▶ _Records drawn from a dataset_

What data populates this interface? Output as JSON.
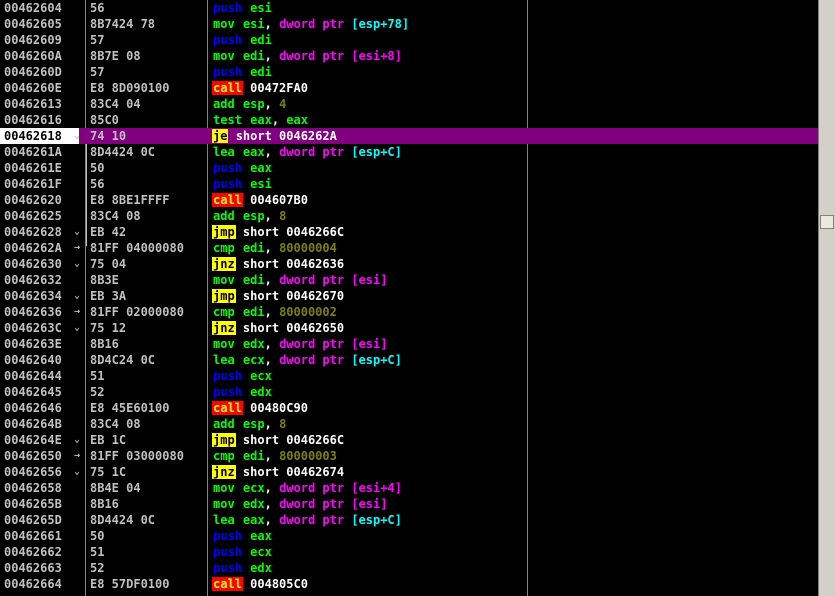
{
  "rows": [
    {
      "addr": "00462604",
      "hex": "56",
      "mnem": "push",
      "cls": "m-push",
      "ops": [
        {
          "t": "esi",
          "c": "reg"
        }
      ]
    },
    {
      "addr": "00462605",
      "hex": "8B7424 78",
      "mnem": "mov",
      "cls": "m-mov",
      "ops": [
        {
          "t": "esi",
          "c": "reg"
        },
        {
          "t": ", ",
          "c": "txt"
        },
        {
          "t": "dword ptr ",
          "c": "kw"
        },
        {
          "t": "[esp+78]",
          "c": "br"
        }
      ]
    },
    {
      "addr": "00462609",
      "hex": "57",
      "mnem": "push",
      "cls": "m-push",
      "ops": [
        {
          "t": "edi",
          "c": "reg"
        }
      ]
    },
    {
      "addr": "0046260A",
      "hex": "8B7E 08",
      "mnem": "mov",
      "cls": "m-mov",
      "ops": [
        {
          "t": "edi",
          "c": "reg"
        },
        {
          "t": ", ",
          "c": "txt"
        },
        {
          "t": "dword ptr ",
          "c": "kw"
        },
        {
          "t": "[esi+8]",
          "c": "kw"
        }
      ]
    },
    {
      "addr": "0046260D",
      "hex": "57",
      "mnem": "push",
      "cls": "m-push",
      "ops": [
        {
          "t": "edi",
          "c": "reg"
        }
      ]
    },
    {
      "addr": "0046260E",
      "hex": "E8 8D090100",
      "mnem": "call",
      "cls": "m-call",
      "ops": [
        {
          "t": "00472FA0",
          "c": "tgt"
        }
      ]
    },
    {
      "addr": "00462613",
      "hex": "83C4 04",
      "mnem": "add",
      "cls": "m-add",
      "ops": [
        {
          "t": "esp",
          "c": "reg"
        },
        {
          "t": ", ",
          "c": "txt"
        },
        {
          "t": "4",
          "c": "num"
        }
      ]
    },
    {
      "addr": "00462616",
      "hex": "85C0",
      "mnem": "test",
      "cls": "m-test",
      "ops": [
        {
          "t": "eax",
          "c": "reg"
        },
        {
          "t": ", ",
          "c": "txt"
        },
        {
          "t": "eax",
          "c": "reg"
        }
      ]
    },
    {
      "addr": "00462618",
      "hex": "74 10",
      "mnem": "je",
      "cls": "m-jmp",
      "ops": [
        {
          "t": "short 0046262A",
          "c": "tgt"
        }
      ],
      "selected": true,
      "mark": "v"
    },
    {
      "addr": "0046261A",
      "hex": "8D4424 0C",
      "mnem": "lea",
      "cls": "m-lea",
      "ops": [
        {
          "t": "eax",
          "c": "reg"
        },
        {
          "t": ", ",
          "c": "txt"
        },
        {
          "t": "dword ptr ",
          "c": "kw"
        },
        {
          "t": "[esp+C]",
          "c": "br"
        }
      ]
    },
    {
      "addr": "0046261E",
      "hex": "50",
      "mnem": "push",
      "cls": "m-push",
      "ops": [
        {
          "t": "eax",
          "c": "reg"
        }
      ]
    },
    {
      "addr": "0046261F",
      "hex": "56",
      "mnem": "push",
      "cls": "m-push",
      "ops": [
        {
          "t": "esi",
          "c": "reg"
        }
      ]
    },
    {
      "addr": "00462620",
      "hex": "E8 8BE1FFFF",
      "mnem": "call",
      "cls": "m-call",
      "ops": [
        {
          "t": "004607B0",
          "c": "tgt"
        }
      ]
    },
    {
      "addr": "00462625",
      "hex": "83C4 08",
      "mnem": "add",
      "cls": "m-add",
      "ops": [
        {
          "t": "esp",
          "c": "reg"
        },
        {
          "t": ", ",
          "c": "txt"
        },
        {
          "t": "8",
          "c": "num"
        }
      ]
    },
    {
      "addr": "00462628",
      "hex": "EB 42",
      "mnem": "jmp",
      "cls": "m-jmp",
      "ops": [
        {
          "t": "short 0046266C",
          "c": "tgt"
        }
      ],
      "mark": "v"
    },
    {
      "addr": "0046262A",
      "hex": "81FF 04000080",
      "mnem": "cmp",
      "cls": "m-cmp",
      "ops": [
        {
          "t": "edi",
          "c": "reg"
        },
        {
          "t": ", ",
          "c": "txt"
        },
        {
          "t": "80000004",
          "c": "num"
        }
      ],
      "mark": ">"
    },
    {
      "addr": "00462630",
      "hex": "75 04",
      "mnem": "jnz",
      "cls": "m-jmp",
      "ops": [
        {
          "t": "short 00462636",
          "c": "tgt"
        }
      ],
      "mark": "v"
    },
    {
      "addr": "00462632",
      "hex": "8B3E",
      "mnem": "mov",
      "cls": "m-mov",
      "ops": [
        {
          "t": "edi",
          "c": "reg"
        },
        {
          "t": ", ",
          "c": "txt"
        },
        {
          "t": "dword ptr ",
          "c": "kw"
        },
        {
          "t": "[esi]",
          "c": "kw"
        }
      ]
    },
    {
      "addr": "00462634",
      "hex": "EB 3A",
      "mnem": "jmp",
      "cls": "m-jmp",
      "ops": [
        {
          "t": "short 00462670",
          "c": "tgt"
        }
      ],
      "mark": "v"
    },
    {
      "addr": "00462636",
      "hex": "81FF 02000080",
      "mnem": "cmp",
      "cls": "m-cmp",
      "ops": [
        {
          "t": "edi",
          "c": "reg"
        },
        {
          "t": ", ",
          "c": "txt"
        },
        {
          "t": "80000002",
          "c": "num"
        }
      ],
      "mark": ">"
    },
    {
      "addr": "0046263C",
      "hex": "75 12",
      "mnem": "jnz",
      "cls": "m-jmp",
      "ops": [
        {
          "t": "short 00462650",
          "c": "tgt"
        }
      ],
      "mark": "v"
    },
    {
      "addr": "0046263E",
      "hex": "8B16",
      "mnem": "mov",
      "cls": "m-mov",
      "ops": [
        {
          "t": "edx",
          "c": "reg"
        },
        {
          "t": ", ",
          "c": "txt"
        },
        {
          "t": "dword ptr ",
          "c": "kw"
        },
        {
          "t": "[esi]",
          "c": "kw"
        }
      ]
    },
    {
      "addr": "00462640",
      "hex": "8D4C24 0C",
      "mnem": "lea",
      "cls": "m-lea",
      "ops": [
        {
          "t": "ecx",
          "c": "reg"
        },
        {
          "t": ", ",
          "c": "txt"
        },
        {
          "t": "dword ptr ",
          "c": "kw"
        },
        {
          "t": "[esp+C]",
          "c": "br"
        }
      ]
    },
    {
      "addr": "00462644",
      "hex": "51",
      "mnem": "push",
      "cls": "m-push",
      "ops": [
        {
          "t": "ecx",
          "c": "reg"
        }
      ]
    },
    {
      "addr": "00462645",
      "hex": "52",
      "mnem": "push",
      "cls": "m-push",
      "ops": [
        {
          "t": "edx",
          "c": "reg"
        }
      ]
    },
    {
      "addr": "00462646",
      "hex": "E8 45E60100",
      "mnem": "call",
      "cls": "m-call",
      "ops": [
        {
          "t": "00480C90",
          "c": "tgt"
        }
      ]
    },
    {
      "addr": "0046264B",
      "hex": "83C4 08",
      "mnem": "add",
      "cls": "m-add",
      "ops": [
        {
          "t": "esp",
          "c": "reg"
        },
        {
          "t": ", ",
          "c": "txt"
        },
        {
          "t": "8",
          "c": "num"
        }
      ]
    },
    {
      "addr": "0046264E",
      "hex": "EB 1C",
      "mnem": "jmp",
      "cls": "m-jmp",
      "ops": [
        {
          "t": "short 0046266C",
          "c": "tgt"
        }
      ],
      "mark": "v"
    },
    {
      "addr": "00462650",
      "hex": "81FF 03000080",
      "mnem": "cmp",
      "cls": "m-cmp",
      "ops": [
        {
          "t": "edi",
          "c": "reg"
        },
        {
          "t": ", ",
          "c": "txt"
        },
        {
          "t": "80000003",
          "c": "num"
        }
      ],
      "mark": ">"
    },
    {
      "addr": "00462656",
      "hex": "75 1C",
      "mnem": "jnz",
      "cls": "m-jmp",
      "ops": [
        {
          "t": "short 00462674",
          "c": "tgt"
        }
      ],
      "mark": "v"
    },
    {
      "addr": "00462658",
      "hex": "8B4E 04",
      "mnem": "mov",
      "cls": "m-mov",
      "ops": [
        {
          "t": "ecx",
          "c": "reg"
        },
        {
          "t": ", ",
          "c": "txt"
        },
        {
          "t": "dword ptr ",
          "c": "kw"
        },
        {
          "t": "[esi+4]",
          "c": "kw"
        }
      ]
    },
    {
      "addr": "0046265B",
      "hex": "8B16",
      "mnem": "mov",
      "cls": "m-mov",
      "ops": [
        {
          "t": "edx",
          "c": "reg"
        },
        {
          "t": ", ",
          "c": "txt"
        },
        {
          "t": "dword ptr ",
          "c": "kw"
        },
        {
          "t": "[esi]",
          "c": "kw"
        }
      ]
    },
    {
      "addr": "0046265D",
      "hex": "8D4424 0C",
      "mnem": "lea",
      "cls": "m-lea",
      "ops": [
        {
          "t": "eax",
          "c": "reg"
        },
        {
          "t": ", ",
          "c": "txt"
        },
        {
          "t": "dword ptr ",
          "c": "kw"
        },
        {
          "t": "[esp+C]",
          "c": "br"
        }
      ]
    },
    {
      "addr": "00462661",
      "hex": "50",
      "mnem": "push",
      "cls": "m-push",
      "ops": [
        {
          "t": "eax",
          "c": "reg"
        }
      ]
    },
    {
      "addr": "00462662",
      "hex": "51",
      "mnem": "push",
      "cls": "m-push",
      "ops": [
        {
          "t": "ecx",
          "c": "reg"
        }
      ]
    },
    {
      "addr": "00462663",
      "hex": "52",
      "mnem": "push",
      "cls": "m-push",
      "ops": [
        {
          "t": "edx",
          "c": "reg"
        }
      ]
    },
    {
      "addr": "00462664",
      "hex": "E8 57DF0100",
      "mnem": "call",
      "cls": "m-call",
      "ops": [
        {
          "t": "004805C0",
          "c": "tgt"
        }
      ]
    }
  ]
}
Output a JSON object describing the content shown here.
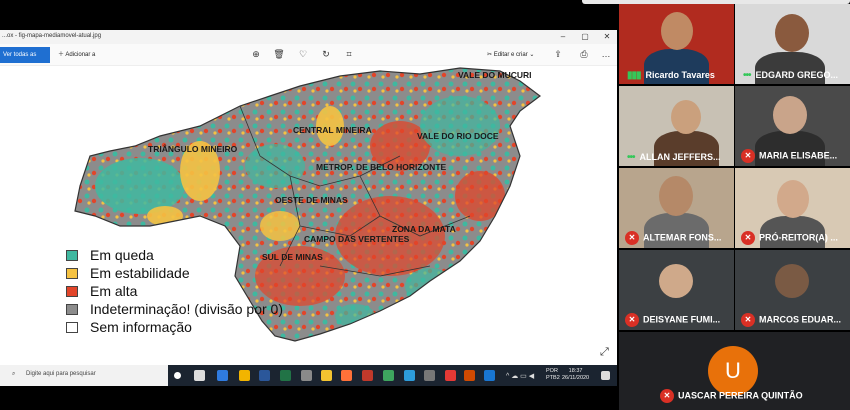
{
  "window": {
    "title": "...ox - fig-mapa-mediamovel-atual.jpg",
    "see_all_photos": "Ver todas as fotos",
    "add_to": "Adicionar a",
    "edit_create": "Editar e criar"
  },
  "map": {
    "regions": [
      "VALE DO MUCURI",
      "TRIÂNGULO MINEIRO",
      "CENTRAL MINEIRA",
      "VALE DO RIO DOCE",
      "METROP. DE BELO HORIZONTE",
      "OESTE DE MINAS",
      "ZONA DA MATA",
      "CAMPO DAS VERTENTES",
      "SUL DE MINAS"
    ],
    "colors": {
      "queda": "#3fb8a0",
      "estabilidade": "#f5c242",
      "alta": "#e2452a",
      "indeterminacao": "#8c8c8c",
      "sem_info": "#ffffff"
    },
    "legend": [
      "Em queda",
      "Em estabilidade",
      "Em alta",
      "Indeterminação! (divisão por 0)",
      "Sem informação"
    ]
  },
  "taskbar": {
    "search_placeholder": "Digite aqui para pesquisar",
    "lang": "POR",
    "kbd": "PTB2",
    "time": "18:37",
    "date": "26/11/2020"
  },
  "participants": [
    {
      "name": "Ricardo Tavares",
      "state": "speaking"
    },
    {
      "name": "EDGARD GREGO...",
      "state": "speaking"
    },
    {
      "name": "ALLAN JEFFERS...",
      "state": "speaking"
    },
    {
      "name": "MARIA ELISABE...",
      "state": "muted"
    },
    {
      "name": "ALTEMAR FONS...",
      "state": "muted"
    },
    {
      "name": "PRÓ-REITOR(A) ...",
      "state": "muted"
    },
    {
      "name": "DEISYANE FUMI...",
      "state": "muted"
    },
    {
      "name": "MARCOS EDUAR...",
      "state": "muted"
    }
  ],
  "presenter": {
    "initial": "U",
    "name": "UASCAR PEREIRA QUINTÃO"
  }
}
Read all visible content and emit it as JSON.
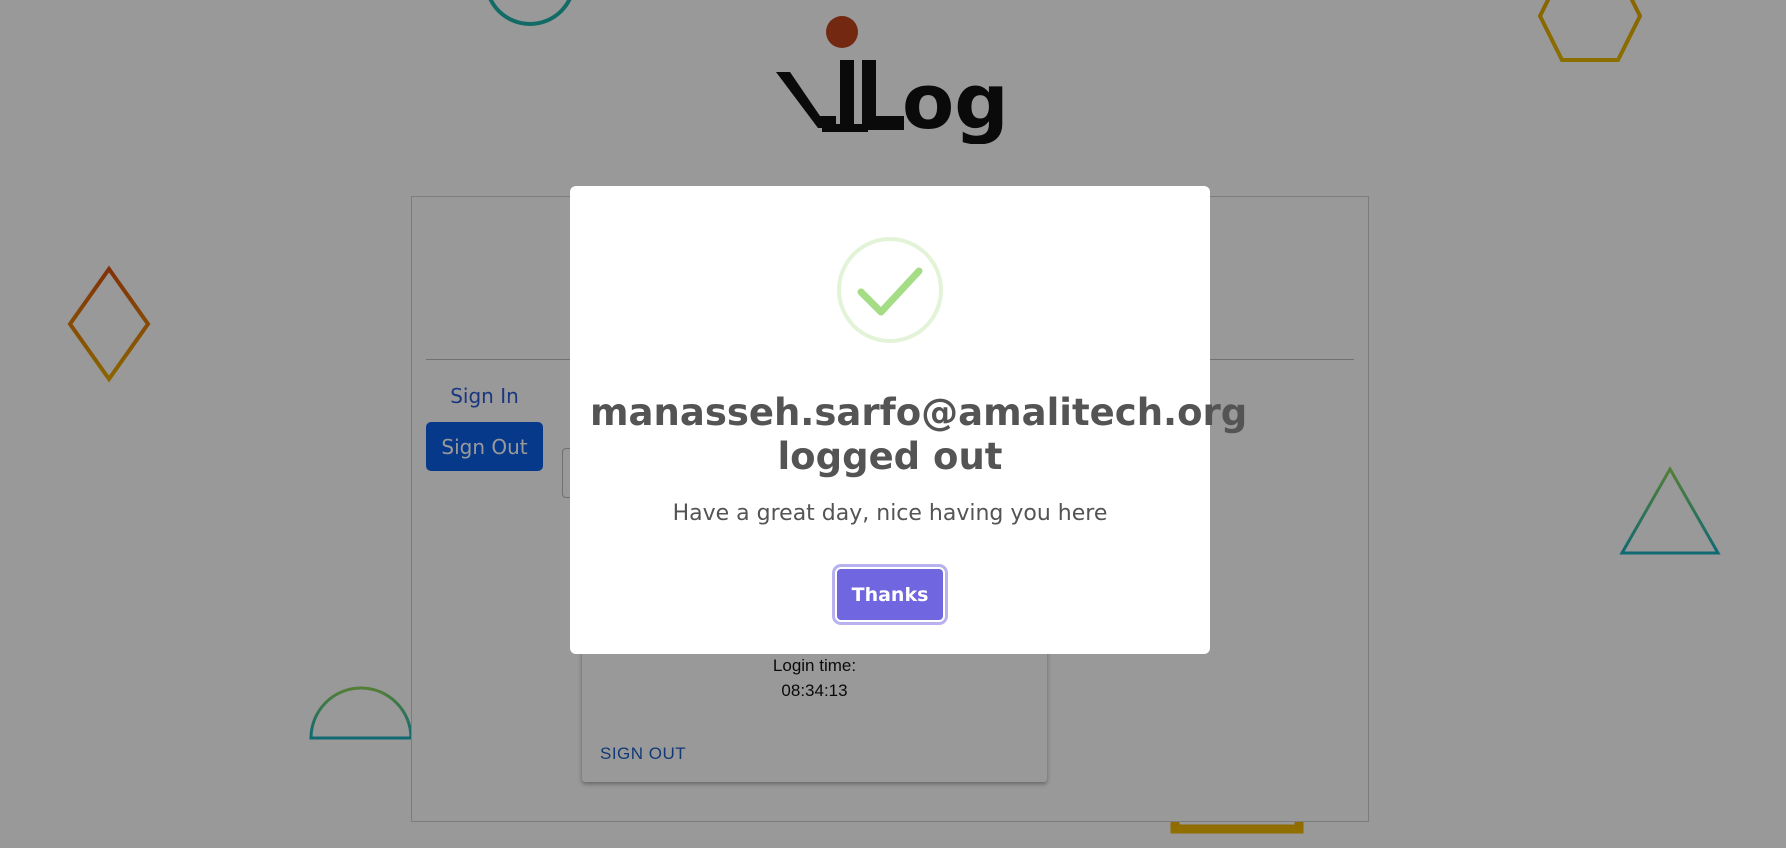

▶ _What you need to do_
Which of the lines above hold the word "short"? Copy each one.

▶ _Result_
          "t": "short 0046262A",
          "t": "short 0046266C",
          "t": "short 00462636",
          "t": "short 00462670",
          "t": "short 00462650",
          "t": "short 0046266C",
          "t": "short 00462674",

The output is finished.